Restless and bored at my Grandma’s house, I picked up a magazine and began flipping through pages. I found weight loss tips and decorating ideas for the upcoming season, ads for cosmetics and inspirational stories about reunited families. There was nothing unusual or unexpected, until I set it down and saw the date. This magazine wasn’t current. In fact, it was several years old. And I hadn’t really noticed the whole time I was reading it.

It occured to me all of a sudden that these magazines basically followed the same formula month after month, year after year. And people (namely, my Grandma) kept buying them anyways and dog-earing the pages she intended to try. The fact that she liked getting the magazines over and over again, with their similar advice and product reviews, probably means that the advice they gave last month didn’t quite satisfy. It seems the key is to get people excited about the idea of following this advice, but to count on the fact that the advice won’t actually work all that well. If everyone lost 10 pounds last month, why would they need another article on the same subject next week?

We are often tempted to put our hope in advice and inspiration that makes us feel hopeful or inspired in the moment but ultimately does not satisfy our deepest longings. We dog-ear the pages, certain these ideas will solve our problems. Instead, we find these solutions ineffective (or we fail to even try them), and we’re back again next month dog-earing similar pages of suggestions.

It’s not a crime to repackage familiar but ineffective advice and sell it every month to the same customers, but in 2 Peter 2 we see that false teachers offer a similar kind of dissatisfaction and their actions are condemned. Peter compares false teachers to “waterless springs” (2 Peter 2:17). You go to a spring to get water, but if you show up and discover there is no water, you will walk away still thirsty. You can return over and over, but your thirst will never be satisfied there. Like “mists driven by a storm,” false teachers are like clouds that darken the sky but do not provide rain (2 Peter 2:17). Jude 12-13 picks up the same imagery, calling false teachers “shepherds feeding themselves, waterless clouds, swept along by winds; fruitless trees in late autumn, twice dead, uprooted; wild waves of the sea, casting up the foam of their own shame; wandering stars.” These images evoke our senses as we imagine of the lack of water  and fruitfulness and light that characterizes false teaching.

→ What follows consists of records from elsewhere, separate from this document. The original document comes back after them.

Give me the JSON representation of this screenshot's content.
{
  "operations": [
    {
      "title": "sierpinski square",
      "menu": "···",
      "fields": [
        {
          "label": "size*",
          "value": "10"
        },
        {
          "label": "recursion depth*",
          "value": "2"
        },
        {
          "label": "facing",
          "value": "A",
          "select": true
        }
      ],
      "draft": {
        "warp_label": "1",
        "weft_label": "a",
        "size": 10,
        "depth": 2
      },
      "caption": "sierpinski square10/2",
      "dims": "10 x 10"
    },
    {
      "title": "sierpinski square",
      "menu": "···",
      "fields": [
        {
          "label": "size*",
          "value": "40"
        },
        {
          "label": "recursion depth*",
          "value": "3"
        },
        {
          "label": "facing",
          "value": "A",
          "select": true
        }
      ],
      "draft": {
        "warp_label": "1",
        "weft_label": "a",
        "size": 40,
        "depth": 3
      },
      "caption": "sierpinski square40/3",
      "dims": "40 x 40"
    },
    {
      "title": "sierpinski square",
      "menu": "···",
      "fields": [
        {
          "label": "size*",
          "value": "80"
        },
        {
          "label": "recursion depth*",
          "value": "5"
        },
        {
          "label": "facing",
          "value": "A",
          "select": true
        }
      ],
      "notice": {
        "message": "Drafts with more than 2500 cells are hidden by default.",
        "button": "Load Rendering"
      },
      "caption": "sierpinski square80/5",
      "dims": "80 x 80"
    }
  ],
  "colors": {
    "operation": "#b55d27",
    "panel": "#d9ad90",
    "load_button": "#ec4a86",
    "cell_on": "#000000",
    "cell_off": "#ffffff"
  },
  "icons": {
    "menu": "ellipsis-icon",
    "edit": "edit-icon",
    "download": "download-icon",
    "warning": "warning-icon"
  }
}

Perhaps this is one of the more subtle ways to discover false teachers. Does his or her teaching refresh me with living water that satisfies? Or does this teaching leave me thirsty? One of the signs that the teaching you’re receiving is more about a moment of inspiration than the gospel is that you keep coming back for more. If you keep coming back for more inspiration, maybe the teaching you’re recieving doesn’t satisfy your thirst. We should be wary of these “waterless springs” and “mists (or clouds) driven by a storm” because their teaching “darkens counsel by words without knowledge” (Job 38:2). Looking again at the similar verses in Jude 12-13, we see that false teachers are “wandering stars, for whom the gloom of utter darkness has been reserved forever.” Their words may have darkened the light of truth, but ultimately “the gloom of utter darkness has been reserved” for them (2 Peter 2:17). Why settle for unsatisfying teaching when we have access to living water (John 4:14) and light that keeps us from walking in darkness (John 8:12)?